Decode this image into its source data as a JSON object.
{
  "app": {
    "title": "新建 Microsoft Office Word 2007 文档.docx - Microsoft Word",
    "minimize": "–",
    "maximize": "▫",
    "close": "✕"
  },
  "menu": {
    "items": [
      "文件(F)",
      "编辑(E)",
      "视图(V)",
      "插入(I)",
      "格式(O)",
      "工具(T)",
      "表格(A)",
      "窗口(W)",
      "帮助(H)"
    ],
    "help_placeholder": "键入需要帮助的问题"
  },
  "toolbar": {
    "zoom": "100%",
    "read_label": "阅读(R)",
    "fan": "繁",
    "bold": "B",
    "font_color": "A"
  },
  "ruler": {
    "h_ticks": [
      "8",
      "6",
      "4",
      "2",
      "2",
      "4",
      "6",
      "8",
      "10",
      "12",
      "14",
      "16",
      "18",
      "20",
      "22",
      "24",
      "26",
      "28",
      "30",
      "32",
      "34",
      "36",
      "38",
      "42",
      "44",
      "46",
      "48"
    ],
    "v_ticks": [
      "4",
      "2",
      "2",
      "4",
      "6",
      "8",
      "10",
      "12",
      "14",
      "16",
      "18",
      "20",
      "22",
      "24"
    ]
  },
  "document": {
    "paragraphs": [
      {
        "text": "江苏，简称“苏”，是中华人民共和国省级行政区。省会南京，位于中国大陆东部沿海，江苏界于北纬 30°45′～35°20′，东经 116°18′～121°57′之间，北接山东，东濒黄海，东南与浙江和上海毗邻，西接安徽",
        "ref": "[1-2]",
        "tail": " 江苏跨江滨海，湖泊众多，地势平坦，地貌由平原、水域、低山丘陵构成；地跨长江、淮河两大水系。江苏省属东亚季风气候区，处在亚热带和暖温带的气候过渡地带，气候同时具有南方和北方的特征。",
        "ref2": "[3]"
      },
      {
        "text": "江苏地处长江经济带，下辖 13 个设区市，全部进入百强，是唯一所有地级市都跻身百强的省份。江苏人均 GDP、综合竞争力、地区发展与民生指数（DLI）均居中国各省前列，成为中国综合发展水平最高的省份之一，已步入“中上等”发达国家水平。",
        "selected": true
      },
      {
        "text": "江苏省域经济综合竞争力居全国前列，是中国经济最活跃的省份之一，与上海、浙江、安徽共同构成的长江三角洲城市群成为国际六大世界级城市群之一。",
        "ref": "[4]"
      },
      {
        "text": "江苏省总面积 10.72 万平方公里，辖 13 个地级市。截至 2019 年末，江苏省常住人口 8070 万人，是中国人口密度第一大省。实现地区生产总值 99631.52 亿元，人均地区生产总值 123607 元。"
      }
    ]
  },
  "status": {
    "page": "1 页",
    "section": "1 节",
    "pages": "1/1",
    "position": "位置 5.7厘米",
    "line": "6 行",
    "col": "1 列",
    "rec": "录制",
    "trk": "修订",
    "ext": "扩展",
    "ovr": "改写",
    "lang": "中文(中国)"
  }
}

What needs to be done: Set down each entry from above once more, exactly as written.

Exercise response:
Decode this image into its source data as a JSON object.
{
  "app": {
    "title": "新建 Microsoft Office Word 2007 文档.docx - Microsoft Word",
    "minimize": "–",
    "maximize": "▫",
    "close": "✕"
  },
  "menu": {
    "items": [
      "文件(F)",
      "编辑(E)",
      "视图(V)",
      "插入(I)",
      "格式(O)",
      "工具(T)",
      "表格(A)",
      "窗口(W)",
      "帮助(H)"
    ],
    "help_placeholder": "键入需要帮助的问题"
  },
  "toolbar": {
    "zoom": "100%",
    "read_label": "阅读(R)",
    "fan": "繁",
    "bold": "B",
    "font_color": "A"
  },
  "ruler": {
    "h_ticks": [
      "8",
      "6",
      "4",
      "2",
      "2",
      "4",
      "6",
      "8",
      "10",
      "12",
      "14",
      "16",
      "18",
      "20",
      "22",
      "24",
      "26",
      "28",
      "30",
      "32",
      "34",
      "36",
      "38",
      "42",
      "44",
      "46",
      "48"
    ],
    "v_ticks": [
      "4",
      "2",
      "2",
      "4",
      "6",
      "8",
      "10",
      "12",
      "14",
      "16",
      "18",
      "20",
      "22",
      "24"
    ]
  },
  "document": {
    "paragraphs": [
      {
        "text": "江苏，简称“苏”，是中华人民共和国省级行政区。省会南京，位于中国大陆东部沿海，江苏界于北纬 30°45′～35°20′，东经 116°18′～121°57′之间，北接山东，东濒黄海，东南与浙江和上海毗邻，西接安徽",
        "ref": "[1-2]",
        "tail": " 江苏跨江滨海，湖泊众多，地势平坦，地貌由平原、水域、低山丘陵构成；地跨长江、淮河两大水系。江苏省属东亚季风气候区，处在亚热带和暖温带的气候过渡地带，气候同时具有南方和北方的特征。",
        "ref2": "[3]"
      },
      {
        "text": "江苏地处长江经济带，下辖 13 个设区市，全部进入百强，是唯一所有地级市都跻身百强的省份。江苏人均 GDP、综合竞争力、地区发展与民生指数（DLI）均居中国各省前列，成为中国综合发展水平最高的省份之一，已步入“中上等”发达国家水平。",
        "selected": true
      },
      {
        "text": "江苏省域经济综合竞争力居全国前列，是中国经济最活跃的省份之一，与上海、浙江、安徽共同构成的长江三角洲城市群成为国际六大世界级城市群之一。",
        "ref": "[4]"
      },
      {
        "text": "江苏省总面积 10.72 万平方公里，辖 13 个地级市。截至 2019 年末，江苏省常住人口 8070 万人，是中国人口密度第一大省。实现地区生产总值 99631.52 亿元，人均地区生产总值 123607 元。"
      }
    ]
  },
  "status": {
    "page": "1 页",
    "section": "1 节",
    "pages": "1/1",
    "position": "位置 5.7厘米",
    "line": "6 行",
    "col": "1 列",
    "rec": "录制",
    "trk": "修订",
    "ext": "扩展",
    "ovr": "改写",
    "lang": "中文(中国)"
  }
}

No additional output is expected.